Concerns about High Bridge Solar

They’ve also worked to address any potential concerns in their application, Walling said. Their plan looks at ways of mitigating any water or construction concerns. But therein lies the question, as mentioned earlier. The application says the company “designed the project and crafted this application to be consistent with the zoning ordinance.” 

However, there is no reference about solar in the Town of Farmville’s comprehensive plan. The same goes for the town’s zoning ordinance. Both of those can create some challenges as more solar projects pop up around the area. 

What about an impact to Farmville?

So how would this project affect Farmville? Based on company projections, it would employ an estimated 26 full-time equivalent workers during construction. Once construction is finished and the property goes through reassessment, real estate tax revenue should come in at an estimated $770 per year. That’s up from the property’s current $320 per year. 

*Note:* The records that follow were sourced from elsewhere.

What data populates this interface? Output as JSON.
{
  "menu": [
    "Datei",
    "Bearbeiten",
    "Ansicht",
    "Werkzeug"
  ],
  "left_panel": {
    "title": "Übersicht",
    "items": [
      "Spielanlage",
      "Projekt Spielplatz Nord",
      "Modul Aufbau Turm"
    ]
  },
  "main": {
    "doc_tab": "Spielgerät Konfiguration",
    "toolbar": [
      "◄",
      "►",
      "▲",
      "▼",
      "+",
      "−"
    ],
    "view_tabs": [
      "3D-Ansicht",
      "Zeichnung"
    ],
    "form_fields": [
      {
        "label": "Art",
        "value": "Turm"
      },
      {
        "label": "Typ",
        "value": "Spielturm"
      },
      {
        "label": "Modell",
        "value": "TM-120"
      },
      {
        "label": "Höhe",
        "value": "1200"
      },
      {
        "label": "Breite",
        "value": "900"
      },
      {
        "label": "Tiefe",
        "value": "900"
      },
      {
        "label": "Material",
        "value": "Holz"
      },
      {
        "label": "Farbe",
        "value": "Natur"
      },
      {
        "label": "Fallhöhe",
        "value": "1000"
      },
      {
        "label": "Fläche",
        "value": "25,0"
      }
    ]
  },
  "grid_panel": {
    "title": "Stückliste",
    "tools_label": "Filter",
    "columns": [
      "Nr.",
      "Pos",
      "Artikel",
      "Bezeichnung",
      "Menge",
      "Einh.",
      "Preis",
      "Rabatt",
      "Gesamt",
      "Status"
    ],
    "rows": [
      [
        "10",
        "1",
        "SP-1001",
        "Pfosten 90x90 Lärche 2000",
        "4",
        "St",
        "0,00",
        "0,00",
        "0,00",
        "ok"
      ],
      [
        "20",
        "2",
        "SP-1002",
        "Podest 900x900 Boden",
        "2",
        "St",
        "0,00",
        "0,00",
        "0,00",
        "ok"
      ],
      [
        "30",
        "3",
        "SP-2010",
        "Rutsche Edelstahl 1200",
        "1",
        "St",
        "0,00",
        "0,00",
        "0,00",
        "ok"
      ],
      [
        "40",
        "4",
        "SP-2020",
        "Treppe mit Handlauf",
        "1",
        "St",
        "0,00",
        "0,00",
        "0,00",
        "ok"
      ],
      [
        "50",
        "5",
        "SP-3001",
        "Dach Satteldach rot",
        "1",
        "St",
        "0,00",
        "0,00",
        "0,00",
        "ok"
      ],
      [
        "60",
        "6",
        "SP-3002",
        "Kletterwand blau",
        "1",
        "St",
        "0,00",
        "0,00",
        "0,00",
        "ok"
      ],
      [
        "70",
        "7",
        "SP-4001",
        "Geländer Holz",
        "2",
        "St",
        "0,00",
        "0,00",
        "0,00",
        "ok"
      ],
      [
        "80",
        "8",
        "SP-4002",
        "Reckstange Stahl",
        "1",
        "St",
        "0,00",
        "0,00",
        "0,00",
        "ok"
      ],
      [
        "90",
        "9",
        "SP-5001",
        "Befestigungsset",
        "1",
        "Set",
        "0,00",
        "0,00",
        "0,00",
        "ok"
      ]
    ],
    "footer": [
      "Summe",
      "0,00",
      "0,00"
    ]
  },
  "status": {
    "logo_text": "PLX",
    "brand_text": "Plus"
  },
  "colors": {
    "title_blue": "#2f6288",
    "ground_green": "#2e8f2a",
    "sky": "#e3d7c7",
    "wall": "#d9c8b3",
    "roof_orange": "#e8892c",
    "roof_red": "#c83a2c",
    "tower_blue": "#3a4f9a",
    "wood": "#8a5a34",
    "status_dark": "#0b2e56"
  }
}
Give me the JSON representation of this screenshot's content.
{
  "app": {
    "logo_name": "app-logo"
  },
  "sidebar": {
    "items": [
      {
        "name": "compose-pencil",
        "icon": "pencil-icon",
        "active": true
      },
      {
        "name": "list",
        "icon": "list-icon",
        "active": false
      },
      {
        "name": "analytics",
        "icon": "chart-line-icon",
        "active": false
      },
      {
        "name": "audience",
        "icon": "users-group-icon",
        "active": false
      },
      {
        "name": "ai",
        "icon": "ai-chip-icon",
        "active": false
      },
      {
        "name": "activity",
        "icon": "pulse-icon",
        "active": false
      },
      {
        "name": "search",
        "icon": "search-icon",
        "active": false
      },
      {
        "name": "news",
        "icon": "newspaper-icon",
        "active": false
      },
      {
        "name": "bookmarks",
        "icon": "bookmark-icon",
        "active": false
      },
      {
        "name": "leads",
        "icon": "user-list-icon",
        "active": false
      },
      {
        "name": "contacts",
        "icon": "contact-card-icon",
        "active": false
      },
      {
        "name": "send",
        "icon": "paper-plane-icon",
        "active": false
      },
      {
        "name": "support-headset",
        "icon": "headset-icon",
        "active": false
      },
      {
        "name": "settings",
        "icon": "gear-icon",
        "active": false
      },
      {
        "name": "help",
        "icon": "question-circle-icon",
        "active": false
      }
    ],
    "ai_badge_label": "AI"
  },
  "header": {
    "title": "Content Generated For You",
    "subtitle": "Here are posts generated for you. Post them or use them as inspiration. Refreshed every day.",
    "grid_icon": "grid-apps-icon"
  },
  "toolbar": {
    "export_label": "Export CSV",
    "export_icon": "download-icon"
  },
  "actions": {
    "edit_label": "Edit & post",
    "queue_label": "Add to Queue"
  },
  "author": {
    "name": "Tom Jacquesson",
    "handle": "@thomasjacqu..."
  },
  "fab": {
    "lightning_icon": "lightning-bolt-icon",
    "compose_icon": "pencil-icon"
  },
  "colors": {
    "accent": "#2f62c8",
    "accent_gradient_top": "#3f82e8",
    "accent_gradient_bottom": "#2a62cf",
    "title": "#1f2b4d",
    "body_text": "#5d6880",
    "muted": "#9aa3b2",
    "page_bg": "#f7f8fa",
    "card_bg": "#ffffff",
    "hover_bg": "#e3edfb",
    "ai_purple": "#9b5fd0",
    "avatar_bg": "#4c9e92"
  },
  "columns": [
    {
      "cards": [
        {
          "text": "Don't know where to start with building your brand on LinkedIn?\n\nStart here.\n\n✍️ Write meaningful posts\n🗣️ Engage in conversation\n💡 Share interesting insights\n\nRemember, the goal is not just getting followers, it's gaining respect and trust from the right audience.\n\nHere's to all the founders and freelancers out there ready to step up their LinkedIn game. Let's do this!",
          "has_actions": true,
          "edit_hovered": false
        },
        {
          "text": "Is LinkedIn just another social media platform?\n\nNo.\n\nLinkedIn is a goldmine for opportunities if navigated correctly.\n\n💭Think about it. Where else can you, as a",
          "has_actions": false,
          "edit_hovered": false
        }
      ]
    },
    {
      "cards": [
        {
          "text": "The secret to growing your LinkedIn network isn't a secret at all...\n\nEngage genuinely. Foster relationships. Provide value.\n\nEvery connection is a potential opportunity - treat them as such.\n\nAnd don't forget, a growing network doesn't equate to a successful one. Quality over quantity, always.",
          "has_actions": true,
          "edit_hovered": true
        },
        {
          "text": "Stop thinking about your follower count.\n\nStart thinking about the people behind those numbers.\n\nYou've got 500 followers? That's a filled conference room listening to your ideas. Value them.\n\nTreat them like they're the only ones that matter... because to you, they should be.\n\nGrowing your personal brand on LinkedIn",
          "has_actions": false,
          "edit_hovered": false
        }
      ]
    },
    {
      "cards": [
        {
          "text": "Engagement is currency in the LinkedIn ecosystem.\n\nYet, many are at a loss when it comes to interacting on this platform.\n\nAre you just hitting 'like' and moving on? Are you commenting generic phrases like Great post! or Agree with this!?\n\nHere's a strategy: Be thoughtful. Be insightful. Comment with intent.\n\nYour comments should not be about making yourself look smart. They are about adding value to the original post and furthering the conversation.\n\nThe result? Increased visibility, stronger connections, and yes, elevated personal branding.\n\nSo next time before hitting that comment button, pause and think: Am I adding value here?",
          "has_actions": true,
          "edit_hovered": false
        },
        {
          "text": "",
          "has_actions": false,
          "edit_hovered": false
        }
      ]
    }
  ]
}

The company expects six to eight months from the beginning of construction to the project’s completion.